On the other hand, you do have this group we call "Not For Me." They only represent about 4 percent of the U.S. population. They actually have very negative perceptions of libraries and are much less likely to think that libraries are important to them or even to their communities. They’re more likely to think that people don’t need libraries as much as they used to. Only about half of them think that their libraries closing would have any impact on their communities. They’re more likely to be male, older and they also tend to have somewhat lower levels of education, with about 18 percent having graduated from college.

I was confused by one of your findings from this report, which seemed to contradict what I learned from your December report on how Americans view their public libraries: If you come from a low-income household you are more likely to place high value on your libraries. Yet here you’re saying they’re actually less likely to be engaged. How do you reconcile those two findings?

In general, people who come from higher income households with higher levels of education are more likely to use libraries in general. However, among people who use libraries or who say a family member uses libraries, people from lower income households are much more likely to say that library services are very important to them and their families, compared with those in higher-income households.

I would have assumed that web-savvy information seekers would not use libraries as much or value libraries as much, but some of your findings contradict those assumptions. Can you talk about people who are comfortable using technology and to what extent they are using libraries and value libraries?

We often see this narrative that people are turning away from their libraries and don’t need them as much because of the internet and new technologies that allow people to access information directly and more quickly in many ways. And if you talk to librarians and if you talk to library staff members, they’ll often tell you that the types of things that people come to them for help are changing. For instance, just looking at reference desk queries, people aren’t coming into their local libraries as much to ask basic questions, such as “what’s the capital of this country?” The questions that they do get tend to be much more complex, such as a patron asking for help navigating a medical database or help accessing and then filling out a government form.

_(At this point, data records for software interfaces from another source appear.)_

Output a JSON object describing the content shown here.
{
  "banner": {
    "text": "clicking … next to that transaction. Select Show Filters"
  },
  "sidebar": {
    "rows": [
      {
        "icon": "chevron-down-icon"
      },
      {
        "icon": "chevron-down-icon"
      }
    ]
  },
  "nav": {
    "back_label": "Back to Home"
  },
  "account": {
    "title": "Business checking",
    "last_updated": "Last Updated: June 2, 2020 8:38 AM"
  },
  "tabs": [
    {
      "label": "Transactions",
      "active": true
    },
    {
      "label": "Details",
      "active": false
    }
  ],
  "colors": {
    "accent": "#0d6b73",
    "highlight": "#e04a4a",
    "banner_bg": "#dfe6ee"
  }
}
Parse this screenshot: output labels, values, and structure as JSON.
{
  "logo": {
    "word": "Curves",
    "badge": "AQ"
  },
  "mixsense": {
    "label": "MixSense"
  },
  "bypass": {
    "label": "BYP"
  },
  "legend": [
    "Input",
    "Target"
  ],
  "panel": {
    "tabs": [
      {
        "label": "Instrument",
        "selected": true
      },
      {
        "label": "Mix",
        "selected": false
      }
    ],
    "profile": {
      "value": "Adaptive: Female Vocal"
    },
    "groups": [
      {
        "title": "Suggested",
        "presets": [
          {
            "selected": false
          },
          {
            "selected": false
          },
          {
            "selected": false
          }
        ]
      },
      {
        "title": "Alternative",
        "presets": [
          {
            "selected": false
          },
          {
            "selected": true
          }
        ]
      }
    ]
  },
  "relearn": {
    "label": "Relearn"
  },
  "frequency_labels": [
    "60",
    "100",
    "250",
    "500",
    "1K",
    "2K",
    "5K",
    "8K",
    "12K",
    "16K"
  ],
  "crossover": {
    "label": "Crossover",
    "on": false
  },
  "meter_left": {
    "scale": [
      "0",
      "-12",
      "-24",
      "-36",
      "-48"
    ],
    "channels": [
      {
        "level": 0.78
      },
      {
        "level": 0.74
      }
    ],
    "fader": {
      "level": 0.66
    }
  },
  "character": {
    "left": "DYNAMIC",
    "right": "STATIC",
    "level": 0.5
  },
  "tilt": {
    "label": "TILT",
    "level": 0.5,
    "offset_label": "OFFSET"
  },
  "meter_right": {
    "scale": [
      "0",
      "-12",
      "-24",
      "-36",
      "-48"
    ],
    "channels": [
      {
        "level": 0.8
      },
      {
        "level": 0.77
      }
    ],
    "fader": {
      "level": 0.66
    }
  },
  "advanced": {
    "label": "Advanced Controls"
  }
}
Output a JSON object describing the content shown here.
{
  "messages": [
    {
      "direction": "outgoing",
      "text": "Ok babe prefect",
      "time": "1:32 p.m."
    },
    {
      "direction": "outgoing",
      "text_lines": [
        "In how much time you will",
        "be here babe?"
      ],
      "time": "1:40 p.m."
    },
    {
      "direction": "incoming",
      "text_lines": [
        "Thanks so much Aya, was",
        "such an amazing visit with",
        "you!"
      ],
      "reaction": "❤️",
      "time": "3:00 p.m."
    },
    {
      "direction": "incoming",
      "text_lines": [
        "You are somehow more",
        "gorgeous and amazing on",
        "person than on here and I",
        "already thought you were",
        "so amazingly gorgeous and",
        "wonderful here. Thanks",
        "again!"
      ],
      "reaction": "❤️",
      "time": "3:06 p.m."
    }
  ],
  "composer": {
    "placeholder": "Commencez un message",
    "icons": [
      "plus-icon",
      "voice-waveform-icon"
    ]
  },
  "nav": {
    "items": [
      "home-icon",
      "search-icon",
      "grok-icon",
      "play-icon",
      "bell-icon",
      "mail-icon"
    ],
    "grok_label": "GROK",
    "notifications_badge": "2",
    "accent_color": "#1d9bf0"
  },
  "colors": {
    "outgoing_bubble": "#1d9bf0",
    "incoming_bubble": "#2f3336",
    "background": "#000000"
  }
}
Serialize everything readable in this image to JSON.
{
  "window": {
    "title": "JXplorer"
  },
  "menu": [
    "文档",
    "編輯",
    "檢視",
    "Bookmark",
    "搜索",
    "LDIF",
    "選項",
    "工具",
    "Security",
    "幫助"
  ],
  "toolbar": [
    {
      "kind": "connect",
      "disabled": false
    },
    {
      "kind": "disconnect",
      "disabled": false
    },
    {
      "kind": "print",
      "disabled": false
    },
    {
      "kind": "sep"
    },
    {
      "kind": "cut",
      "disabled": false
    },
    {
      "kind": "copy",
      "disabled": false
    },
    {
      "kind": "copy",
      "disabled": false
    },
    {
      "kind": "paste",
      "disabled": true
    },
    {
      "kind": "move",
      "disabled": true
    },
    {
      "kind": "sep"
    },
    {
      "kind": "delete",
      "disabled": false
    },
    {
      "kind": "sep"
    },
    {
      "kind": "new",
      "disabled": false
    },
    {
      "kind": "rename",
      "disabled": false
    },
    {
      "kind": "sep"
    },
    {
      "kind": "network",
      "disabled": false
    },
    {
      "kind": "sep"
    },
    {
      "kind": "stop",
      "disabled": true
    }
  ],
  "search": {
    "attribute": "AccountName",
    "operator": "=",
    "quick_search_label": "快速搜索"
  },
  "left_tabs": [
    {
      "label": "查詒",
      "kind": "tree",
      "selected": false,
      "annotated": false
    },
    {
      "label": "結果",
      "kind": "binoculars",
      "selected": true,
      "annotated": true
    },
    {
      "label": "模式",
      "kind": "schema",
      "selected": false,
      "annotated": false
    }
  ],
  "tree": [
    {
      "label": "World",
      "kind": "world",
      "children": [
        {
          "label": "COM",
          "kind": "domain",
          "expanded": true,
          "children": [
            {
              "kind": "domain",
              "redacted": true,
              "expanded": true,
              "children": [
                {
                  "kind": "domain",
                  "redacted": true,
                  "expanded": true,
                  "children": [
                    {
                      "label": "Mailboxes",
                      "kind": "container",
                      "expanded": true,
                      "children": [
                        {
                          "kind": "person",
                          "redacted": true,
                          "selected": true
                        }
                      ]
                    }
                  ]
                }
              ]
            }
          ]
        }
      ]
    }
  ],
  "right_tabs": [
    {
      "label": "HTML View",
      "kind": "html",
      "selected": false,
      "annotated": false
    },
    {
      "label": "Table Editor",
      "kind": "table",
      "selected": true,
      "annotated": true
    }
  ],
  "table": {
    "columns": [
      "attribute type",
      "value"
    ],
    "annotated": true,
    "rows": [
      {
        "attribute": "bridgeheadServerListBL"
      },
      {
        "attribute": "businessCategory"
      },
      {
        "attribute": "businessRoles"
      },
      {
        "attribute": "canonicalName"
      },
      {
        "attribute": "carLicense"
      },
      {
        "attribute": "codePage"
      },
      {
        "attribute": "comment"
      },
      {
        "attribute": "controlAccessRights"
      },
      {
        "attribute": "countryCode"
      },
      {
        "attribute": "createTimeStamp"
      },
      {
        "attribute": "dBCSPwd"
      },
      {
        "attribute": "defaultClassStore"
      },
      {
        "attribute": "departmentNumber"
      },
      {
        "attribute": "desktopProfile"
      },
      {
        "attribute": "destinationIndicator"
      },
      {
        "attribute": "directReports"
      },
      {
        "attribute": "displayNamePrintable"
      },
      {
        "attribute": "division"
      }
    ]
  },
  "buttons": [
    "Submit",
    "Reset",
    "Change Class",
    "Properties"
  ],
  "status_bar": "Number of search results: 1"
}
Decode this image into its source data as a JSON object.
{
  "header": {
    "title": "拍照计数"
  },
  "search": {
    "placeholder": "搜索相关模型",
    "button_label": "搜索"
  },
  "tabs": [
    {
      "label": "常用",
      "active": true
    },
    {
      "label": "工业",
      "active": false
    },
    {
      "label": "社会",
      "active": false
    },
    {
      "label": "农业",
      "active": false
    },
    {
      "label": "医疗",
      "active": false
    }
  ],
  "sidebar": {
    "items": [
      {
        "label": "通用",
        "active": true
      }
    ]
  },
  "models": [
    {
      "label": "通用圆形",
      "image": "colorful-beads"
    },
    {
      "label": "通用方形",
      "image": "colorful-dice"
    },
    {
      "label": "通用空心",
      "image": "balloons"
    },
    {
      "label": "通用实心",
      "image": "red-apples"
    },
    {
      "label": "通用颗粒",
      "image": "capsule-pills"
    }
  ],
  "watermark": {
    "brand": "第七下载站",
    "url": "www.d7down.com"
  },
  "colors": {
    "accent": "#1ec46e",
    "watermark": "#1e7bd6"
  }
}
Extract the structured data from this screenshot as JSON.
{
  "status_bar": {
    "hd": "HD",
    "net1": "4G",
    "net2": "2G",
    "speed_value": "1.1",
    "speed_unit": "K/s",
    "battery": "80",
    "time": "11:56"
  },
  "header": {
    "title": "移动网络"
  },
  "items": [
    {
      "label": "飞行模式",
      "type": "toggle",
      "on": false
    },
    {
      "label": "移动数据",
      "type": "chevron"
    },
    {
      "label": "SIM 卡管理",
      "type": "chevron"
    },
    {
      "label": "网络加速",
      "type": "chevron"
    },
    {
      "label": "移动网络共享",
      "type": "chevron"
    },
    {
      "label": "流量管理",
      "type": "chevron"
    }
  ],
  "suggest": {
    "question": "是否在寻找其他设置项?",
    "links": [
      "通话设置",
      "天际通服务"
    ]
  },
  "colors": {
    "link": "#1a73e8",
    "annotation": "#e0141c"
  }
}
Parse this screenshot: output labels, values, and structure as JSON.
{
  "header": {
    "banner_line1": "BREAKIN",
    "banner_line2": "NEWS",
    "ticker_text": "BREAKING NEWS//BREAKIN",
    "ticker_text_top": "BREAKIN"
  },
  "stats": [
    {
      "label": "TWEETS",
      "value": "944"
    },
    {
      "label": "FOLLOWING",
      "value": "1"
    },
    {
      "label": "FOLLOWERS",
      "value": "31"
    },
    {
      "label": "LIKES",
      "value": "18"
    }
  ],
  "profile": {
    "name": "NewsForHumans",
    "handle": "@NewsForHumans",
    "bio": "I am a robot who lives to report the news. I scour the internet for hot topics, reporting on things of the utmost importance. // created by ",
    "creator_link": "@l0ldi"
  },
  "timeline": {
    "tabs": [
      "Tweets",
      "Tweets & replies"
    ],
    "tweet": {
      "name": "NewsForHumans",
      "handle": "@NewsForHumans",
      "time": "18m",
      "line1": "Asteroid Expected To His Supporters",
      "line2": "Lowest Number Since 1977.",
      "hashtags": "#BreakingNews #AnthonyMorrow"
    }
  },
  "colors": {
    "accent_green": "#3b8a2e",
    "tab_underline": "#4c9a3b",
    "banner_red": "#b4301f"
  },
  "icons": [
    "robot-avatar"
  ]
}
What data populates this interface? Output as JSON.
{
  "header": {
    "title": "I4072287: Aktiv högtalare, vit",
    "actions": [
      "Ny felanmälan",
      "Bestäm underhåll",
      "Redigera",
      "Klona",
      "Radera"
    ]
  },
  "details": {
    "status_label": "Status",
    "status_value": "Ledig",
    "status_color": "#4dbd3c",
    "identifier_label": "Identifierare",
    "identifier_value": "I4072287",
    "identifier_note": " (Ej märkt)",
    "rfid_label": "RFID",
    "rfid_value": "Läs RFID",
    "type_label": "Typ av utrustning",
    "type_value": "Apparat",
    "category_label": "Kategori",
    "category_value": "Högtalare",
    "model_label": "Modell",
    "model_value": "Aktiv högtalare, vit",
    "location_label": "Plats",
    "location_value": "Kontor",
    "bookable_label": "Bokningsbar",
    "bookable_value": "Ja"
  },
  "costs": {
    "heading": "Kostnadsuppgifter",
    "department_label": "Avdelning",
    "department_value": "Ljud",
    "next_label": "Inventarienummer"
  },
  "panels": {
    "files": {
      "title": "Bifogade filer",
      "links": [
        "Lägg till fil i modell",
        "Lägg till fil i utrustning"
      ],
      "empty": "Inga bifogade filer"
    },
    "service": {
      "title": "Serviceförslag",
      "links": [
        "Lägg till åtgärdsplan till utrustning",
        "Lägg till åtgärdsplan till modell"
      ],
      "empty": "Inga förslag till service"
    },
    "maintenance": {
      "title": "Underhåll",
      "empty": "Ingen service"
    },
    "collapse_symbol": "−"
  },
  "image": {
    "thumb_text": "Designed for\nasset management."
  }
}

Librarians are also often on the front lines for people who aren’t big technology users who now want to use technology. People will come to the library to learn how to use the internet or to create an email address. A lot of people will come into libraries right after the holidays with their tablet or e-reader still in the box and say, "Help me set this up" or "Help me to start borrowing e-books." That’s a story we’ve heard from a lot of librarians.

But to get back to the main point: We’ve generally found that the most highly engaged library users are also often the biggest technology users. There are some indications that those who are most plugged in and are more likely to be living in high-income households may not be as reliant on libraries in their personal lives. But they still tend to be active library users or value libraries’ roles in their communities. In general, library use correlates with household income and education, and people who tend to have a lot of economic, technological, and cultural resources in their lives tend to use libraries in the context of those networks.

J.B. Wogan is a Governing staff writer.
From Our Partners